A female, Chinese, independent, experimental docu-drama maker will well understand how an artist’s work can be marginalised. In this light, Liu’s criticism of her father and his defence of the failing artisan business where he designs and makes the bags himself, in opposition to factory-produced goods, is down to his failure to recognise economic reality. The dream of being able to earn money through individual, original, creative work is a dying dream, not one of the future.
Li Ruoqie, the curator of the inaugural London Chinese Independent Film Festival, sees the China of 20 years ago as poorer but more socially liberal, where women had more equal opportunities than they do now. Yet even in Bumming in Beijing the female artists struggle with their roles as both women and creative producers. They are the only ones interviewed who display emotional distress about their precarious lifestyles.
Writer Zhang Ci desires female power, referring to America as the cultural centre of the world, a “mother’s womb” full of mystery and opportunity. Nevertheless, her method of getting there involves marrying an older American man. To reach this promised land of economic and artistic opportunity, she relies on his power. Her stated dream to “write something significant” competes with her desire to have a “nice house”. The film opens with a scene of her cooking and Wu often shows her performing domestic tasks, undermining our sense of her artistic vocation. We even see her asking her landlady about her laundry, which suggest a little uncomfortably that Zhang’s freer lifestyle is maintained by the domestic work of another woman. Zhang’s disappearance halfway through the film is sudden and difficult for the audience.

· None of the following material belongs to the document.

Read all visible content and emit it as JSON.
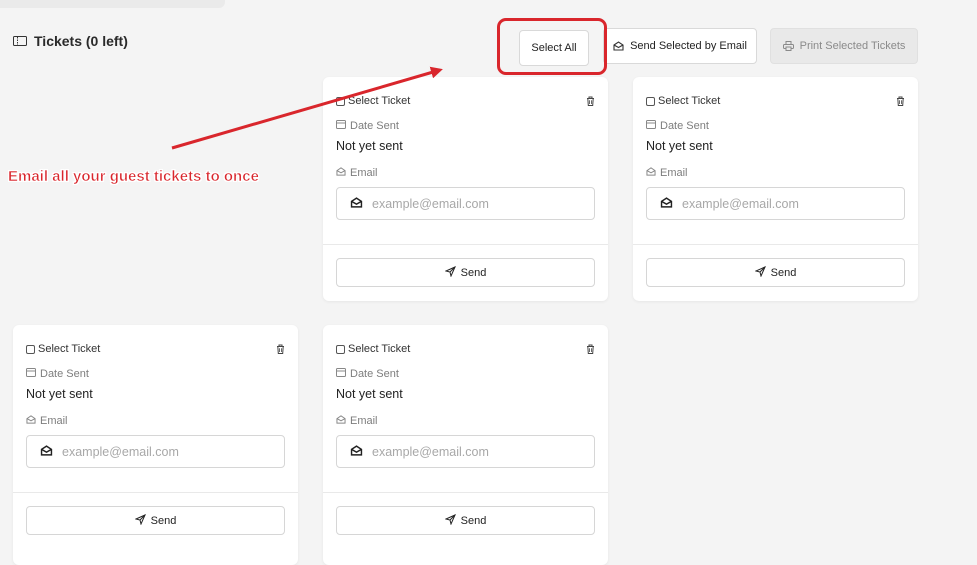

In Oxhide II the domestic has become the setting for art. The family table becomes the platform for the coming together of differing people through creative labour
Gradually more focus is given to the Zhang Xia Ping, the female painter and the only artist to disapprove of Zhang Ci’s act of “selling [her]self through marriage”. Zhang Xia Ping is utterly dedicated to her art. In her words: “I would rather sell my c*nt than my paintings.” The penultimate section of the documentary is devoted to her fragile mental health. Mou Sen, the theatre director, supports her, declaring that he and her “share the same soul” and that a true artist should be mad. However, it is hard not to conclude from Zhang Ci leaving for America and Zhang Xia Ping’s mental breakdown that even in potentially more liberal days being a female vagabond in Beijing was a bleak prospect.
While Bumming in Beijing is doubtful as to whether a female vagabond can be successful, it seems to be accepted fact in Oxhide II that she cannot: the domestic has become the setting for art. The family table becomes the platform for the coming together of differing people through creative labour. As the single focus of the latter film’s nine shots, it is the only space in which the family members stop arguing with each other and instead communally make bags, dumplings and ultimately the film itself. The table, with its weathered and scratched surface, is where the identity of the makers has always become plastic, even when the world outside seeks only to limit them. The inspiring portrayal of art in both films suggests it has the potential to turn the maker into a gender-neutral figure who is open to different identities, whether sexual, racial or class-based.
All images courtesy of L.C.I.F.F.